This isn’t too complex for those with fixed hours/pay (salaried employees). However, for those with variable hours (such as zero hours employees or those that do shift work) the baseline will be the higher of the average number of hours worked in the tax year 2019-20 or the hours worked by the employee in the corresponding calendar period of last year.
The ‘cap’ will also be pro-rated based on the hours not worked, so for example, if an employee is working 70% of their normal hours, up to 30% of the cap will be recoverable.
Other considerations to think about now
Given the length of time the furlough scheme has been ongoing, employers should consider carrying out a review of staff members on furlough and the impact of this on other members of staff (if only part of your workforce has been furloughed). Assuming that an employer decides to retain employees on furlough then who it keeps on furlough might be determined simply by the ongoing impact of the pandemic on its business. For example, where it has closed a department and there is still no work for those employees to do.
However, there may be other circumstances where a review of who is on furlough and who is working might be recommended. For example, where it has a reduced demand and so half a department (who normally do the same jobs) are working and half are on furlough.
Employers may wish to consider flexible furlough in circumstances where:
• some employees who have been working may have been unable to take annual leave due to a reduced workforce;
• some employees who have been furloughed may be happy to stay on furlough, whilst others may want to get back to work (and back to full pay).
The longer the period for which the employer uses the scheme and don’t consider the impact on employees (either those who have been working and want to go on furlough, or those on furlough who want to come back to work), there may be scope for employees to argue that the employer’s failure resulted in a breach of trust and confidence in their case. Communicating with employees and potentially using flexible furlough to ease the burden on employees will either avoid disputes or put an employer in the best position to explain their decision-making as to which employees were put on furlough in response to any claim an employee may bring.
Employers should also consider which members of staff they ask to return from furlough leave (even if on a flexible basis) and whether there are any factors to consider such as child care difficulties or underlying health conditions, for example.

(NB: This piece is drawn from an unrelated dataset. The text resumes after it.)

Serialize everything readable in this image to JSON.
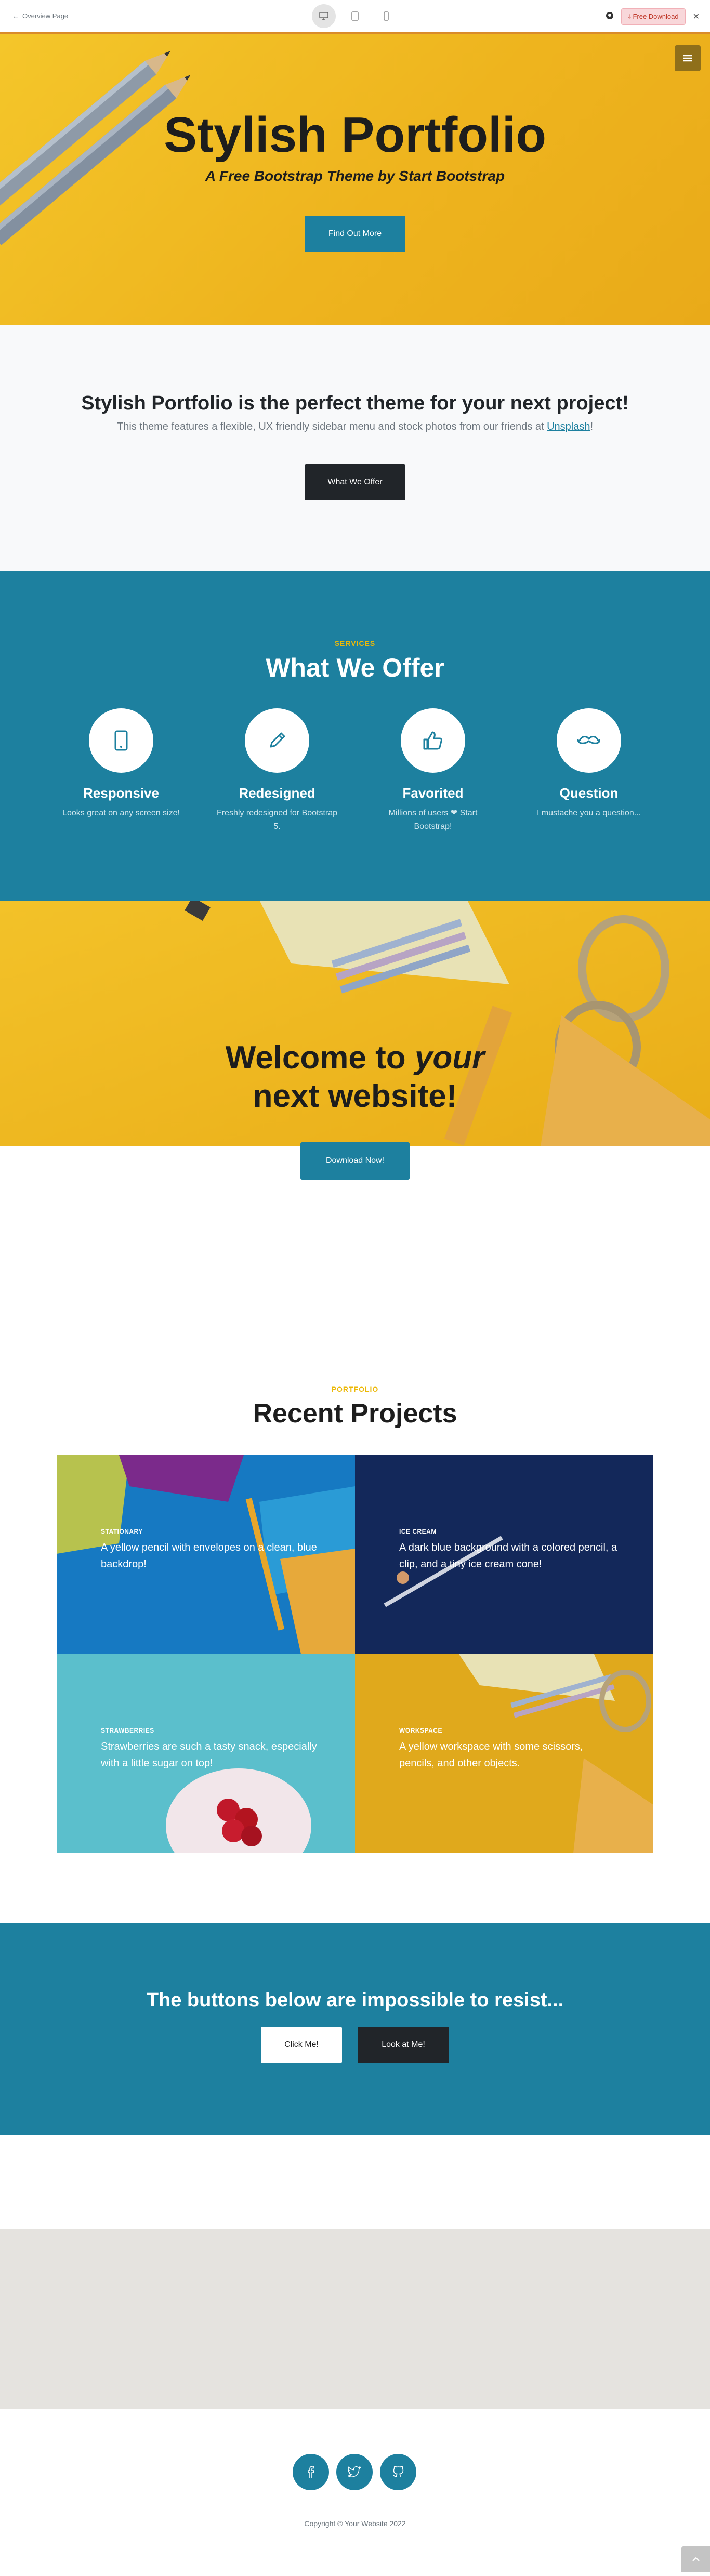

Employers who need to consider making redundancy exercises as a result of the increased cost of or the end of furlough will need to ensure they think ahead, particularly if the number of potential redundancies exceeds 20 (triggering the obligation to collectively consult which comes with minimum collective consultation time limits).